  36. N. Tsapatsoulis, A. Raouzaiou, S. Kollias, R. Cowie, and E. Douglas-Cowie, “Emotion recognition and synthesis based on MPEG-4 FAPs,” in MPEG-4 Facial Animation, I. Pandzic and R. Forchheimer, Eds., John Wiley & Sons, Hillsdale, NJ, USA, 2002. View at: Google Scholar
  37. M. Mufti and A. Khanam, “Fuzzy rule based facial expression recognition,” in Proceedings of the International Conference on Intelligent Agents, Web Technologies and Internet Commerce, Jointly with International Conference on Computational for Modelling, Control and Automation (IAWTIC '06), p. 57, Sydney, Australia, November-December 2006. View at: Publisher Site | Google Scholar
  38. L. A. Zadeh, “Outline of a new approach to the analysis of complex systems and decision processes,” IEEE Transactions on Systems, Man and Cybernetics, vol. 3, no. 1, pp. 28–44, 1973. View at: Google Scholar
  39. A. Arya, S. DiPaola, L. Jefferies, and J. T. Enns, “Socially communicative characters for interactive applications,” in Proceedings of the 14th International Conference in Central Europe on Computer Graphics, Visualization and Computer Vision (WSCG '06), Plzen, Czech Republic, January-February 2006. View at: Google Scholar
  40. L. Schreibman, The Science and Fiction of Autism, Harvard University Press, Cambridge, Mass, USA, 2007.
  41. S. McDonald, S. Flanagan, I. Martin, and C. Saunders, “The ecological validity of TASIT: a test of social perception,” Neuropsychological Rehabilitation, vol. 14, no. 3, pp. 285–302, 2004. View at: Publisher Site | Google Scholar

Copyright © 2009 Ali Arya et al. This is an open access article distributed under the Creative Commons Attribution License, which permits unrestricted use, distribution, and reproduction in any medium, provided the original work is properly cited.

More related articles

2227 Views | 729 Downloads | 14 Citations
 PDF  Download Citation  Citation
 Download other formatsMore
 Order printed copiesOrder

Related articles

We are committed to sharing findings related to COVID-19 as quickly and safely as possible.
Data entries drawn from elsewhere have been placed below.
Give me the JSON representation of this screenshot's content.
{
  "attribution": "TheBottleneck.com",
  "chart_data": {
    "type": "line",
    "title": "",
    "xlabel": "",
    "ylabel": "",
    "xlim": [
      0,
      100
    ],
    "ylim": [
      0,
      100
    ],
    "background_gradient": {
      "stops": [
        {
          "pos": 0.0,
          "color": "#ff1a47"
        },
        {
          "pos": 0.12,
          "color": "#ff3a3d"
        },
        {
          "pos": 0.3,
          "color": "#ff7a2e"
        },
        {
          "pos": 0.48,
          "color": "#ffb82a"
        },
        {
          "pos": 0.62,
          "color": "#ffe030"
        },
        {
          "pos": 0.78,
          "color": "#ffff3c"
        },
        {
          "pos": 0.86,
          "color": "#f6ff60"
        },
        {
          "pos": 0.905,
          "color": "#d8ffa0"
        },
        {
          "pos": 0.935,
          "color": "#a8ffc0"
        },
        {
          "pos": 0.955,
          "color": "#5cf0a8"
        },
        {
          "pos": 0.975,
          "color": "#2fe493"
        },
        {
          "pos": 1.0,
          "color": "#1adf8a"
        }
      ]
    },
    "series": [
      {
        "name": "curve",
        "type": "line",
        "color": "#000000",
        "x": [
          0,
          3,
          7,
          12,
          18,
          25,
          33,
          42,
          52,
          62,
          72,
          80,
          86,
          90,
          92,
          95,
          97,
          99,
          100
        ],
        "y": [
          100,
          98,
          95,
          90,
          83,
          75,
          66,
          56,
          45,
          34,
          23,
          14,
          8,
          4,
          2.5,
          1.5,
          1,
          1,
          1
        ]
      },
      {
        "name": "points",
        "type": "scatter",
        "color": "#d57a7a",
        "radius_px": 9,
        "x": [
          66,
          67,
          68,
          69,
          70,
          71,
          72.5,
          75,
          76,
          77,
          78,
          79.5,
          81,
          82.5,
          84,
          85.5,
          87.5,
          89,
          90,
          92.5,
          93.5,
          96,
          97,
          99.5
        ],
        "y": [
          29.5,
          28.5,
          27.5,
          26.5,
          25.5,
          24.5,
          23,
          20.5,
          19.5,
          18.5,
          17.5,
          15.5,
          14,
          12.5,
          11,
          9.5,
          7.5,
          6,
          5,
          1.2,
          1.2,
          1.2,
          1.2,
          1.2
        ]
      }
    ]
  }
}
Any author submitting a COVID-19 paper should notify us at to ensure their research is fast-tracked and made available on a preprint server as soon as possible. We will be providing unlimited waivers of publication charges for accepted articles related to COVID-19. Sign up here as a reviewer to help fast-track new submissions.